Seems like a fair enough question, doesn’t it? Morgan Spurlock’s sophomore documentary film takes him throughout the Middle East in search of the answer. With his first child well on its way, Spurlock decides to do what he can to make the world safer: travel this perceivably troublesome part of the world to find the supposed mastermind behind the September 11 terrorist attacks.
Spurlock, who was nominated for an Academy Award for his 2004 film “Super Size Me” (Kathbur Pictures), begins his quest right here at home. In “Where in the World is Osama bin Laden?” (Warrior Poets, 2008), he comically goes through a security training session, equipping him with all the necessary skills to combat terror during his upcoming trip and meets with a doctor for the long list of injections needed for travel to the region. Spurlock sheds a bit of political background information in the opening of the film as well – though he is careful not to leave out a decent dose of the humorous flair and wit that has come to be expected of his work.

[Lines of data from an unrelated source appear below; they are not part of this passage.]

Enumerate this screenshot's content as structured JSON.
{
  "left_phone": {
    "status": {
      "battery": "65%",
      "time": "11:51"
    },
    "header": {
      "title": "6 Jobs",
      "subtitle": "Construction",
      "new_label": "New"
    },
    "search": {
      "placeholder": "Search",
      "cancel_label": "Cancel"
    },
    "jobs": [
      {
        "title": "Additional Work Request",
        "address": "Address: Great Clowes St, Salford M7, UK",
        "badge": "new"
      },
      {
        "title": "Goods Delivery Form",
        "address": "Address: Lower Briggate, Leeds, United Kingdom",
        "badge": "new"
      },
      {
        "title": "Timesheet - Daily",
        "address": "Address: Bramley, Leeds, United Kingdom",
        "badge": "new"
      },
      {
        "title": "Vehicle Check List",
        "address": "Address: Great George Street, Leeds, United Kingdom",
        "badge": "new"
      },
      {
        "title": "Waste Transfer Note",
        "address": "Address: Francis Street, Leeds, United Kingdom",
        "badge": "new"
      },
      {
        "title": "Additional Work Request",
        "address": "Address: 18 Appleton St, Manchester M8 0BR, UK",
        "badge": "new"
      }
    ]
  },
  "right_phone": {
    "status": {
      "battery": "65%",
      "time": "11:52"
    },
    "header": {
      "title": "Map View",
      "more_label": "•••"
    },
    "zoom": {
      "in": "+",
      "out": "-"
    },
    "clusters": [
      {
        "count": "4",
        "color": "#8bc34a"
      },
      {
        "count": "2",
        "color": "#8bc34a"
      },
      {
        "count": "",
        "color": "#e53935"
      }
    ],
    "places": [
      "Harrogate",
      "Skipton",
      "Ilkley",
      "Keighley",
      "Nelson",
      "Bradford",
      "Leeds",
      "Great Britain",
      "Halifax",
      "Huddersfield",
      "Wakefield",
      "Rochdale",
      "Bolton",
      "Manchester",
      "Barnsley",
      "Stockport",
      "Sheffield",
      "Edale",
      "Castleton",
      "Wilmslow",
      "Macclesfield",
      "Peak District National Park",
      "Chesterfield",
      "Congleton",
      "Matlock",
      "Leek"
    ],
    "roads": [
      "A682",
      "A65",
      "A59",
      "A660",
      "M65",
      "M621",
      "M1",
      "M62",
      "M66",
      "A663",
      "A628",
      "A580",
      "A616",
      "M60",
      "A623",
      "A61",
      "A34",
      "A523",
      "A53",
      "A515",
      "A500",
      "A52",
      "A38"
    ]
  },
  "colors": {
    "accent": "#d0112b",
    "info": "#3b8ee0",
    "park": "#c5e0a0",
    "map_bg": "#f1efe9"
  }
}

Spurlock’s trip proves to be far more than some screenplay accompanied by sarcastic political jargon and comedic asides. The investigative reporting in the film is a terrific journalistic effort – engaging the audience with each passing scene.
Spurlock begins his travels in Cairo, Egypt. He travels about the city sparking conversation with all walks of Egyptian life, even seeking out relatives of individuals known to be associated with al-Qaeda. His interviews are often funny but provide a sharp vision of the perception of America in the Middle East. The responses to simple questions such as, “What do you think of America?” are often chilling and downright frightening.

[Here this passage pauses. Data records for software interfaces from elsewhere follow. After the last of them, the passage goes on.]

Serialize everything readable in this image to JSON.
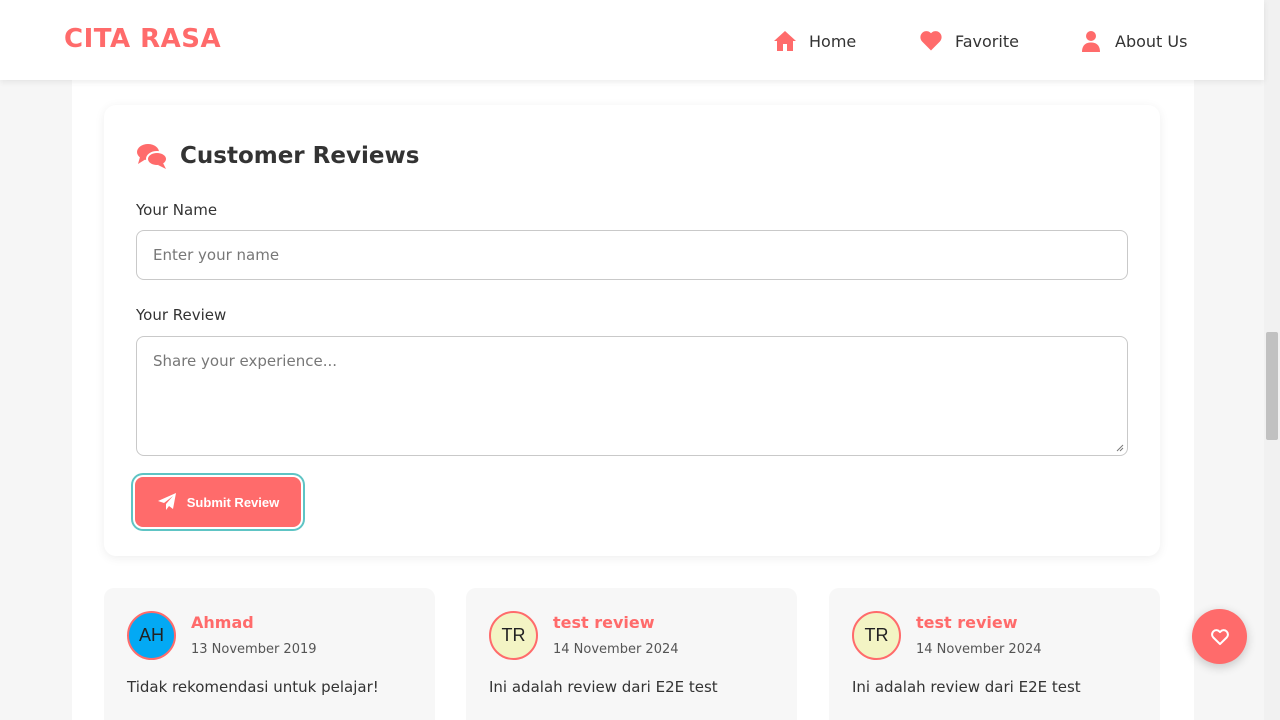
{
  "header": {
    "brand": "CITA RASA",
    "nav": [
      {
        "label": "Home",
        "icon": "home-icon"
      },
      {
        "label": "Favorite",
        "icon": "heart-icon"
      },
      {
        "label": "About Us",
        "icon": "user-icon"
      }
    ]
  },
  "review_form": {
    "title": "Customer Reviews",
    "title_icon": "comments-icon",
    "name_label": "Your Name",
    "name_placeholder": "Enter your name",
    "name_value": "",
    "review_label": "Your Review",
    "review_placeholder": "Share your experience...",
    "review_value": "",
    "submit_label": "Submit Review",
    "submit_icon": "paper-plane-icon"
  },
  "reviews": [
    {
      "initials": "AH",
      "name": "Ahmad",
      "date": "13 November 2019",
      "text": "Tidak rekomendasi untuk pelajar!",
      "avatar_color": "#03a9f4"
    },
    {
      "initials": "TR",
      "name": "test review",
      "date": "14 November 2024",
      "text": "Ini adalah review dari E2E test",
      "avatar_color": "#f3f4c4"
    },
    {
      "initials": "TR",
      "name": "test review",
      "date": "14 November 2024",
      "text": "Ini adalah review dari E2E test",
      "avatar_color": "#f3f4c4"
    }
  ],
  "floating_button": {
    "icon": "heart-outline-icon"
  },
  "colors": {
    "accent": "#ff6b6b",
    "focus_ring": "#5ec4c4",
    "background": "#f6f6f6"
  }
}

He spends a considerable amount of time in each of his destinations, ultimately traveling through Morocco, Jordan, Israel, the Palestinian Territories, Saudi Arabia and Afghanistan. As the film progresses, its initial mission statement and title takes a backseat to the emerging question: Why do they hate us?
It should be stated that in no way does the film take an overly politically biased tone. Spurlock does not position his film as a Michael Moore-esque attack piece; but rather he maintains a panoramic view of the issue, investigating all roots of this perception problem from different and contrasting perspectives.

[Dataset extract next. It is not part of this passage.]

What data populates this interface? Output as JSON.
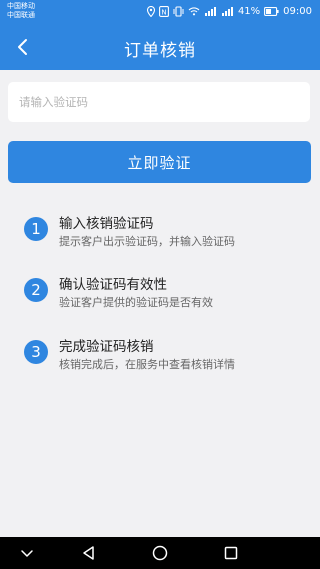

Spurlock’s findings are often as unsettling as they are fascinating – especially his trips to Israel and Saudi Arabia. Scenes of Spurlock walking along the contested boundary on the Gaza Strip and attempting to interview brainwashed children in Saudi schools are enough to leave audiences shocked at the contrasting ideologies existing in the world.
So why do they hate us? “Where in the World is Osama bin Laden?” offers the theory that political entanglements with corrupt governments over the years and current foreign policy doctrines have led to a torn American image in the Middle East. A typical response from many interviewees is animosity toward the American government, not American citizens.
The film does in fact lead Spurlock on a hunt for bin Laden, and often shows him asking random people the slightly ignorant question of, “Hey, have you seen Osama?” But what comes out of this film in terms of journalistic and cultural value outweighs every penny of the $25 million bounty on America’s most wanted man.
“Where in the World is Osama Bin Laden “hits theaters April 18.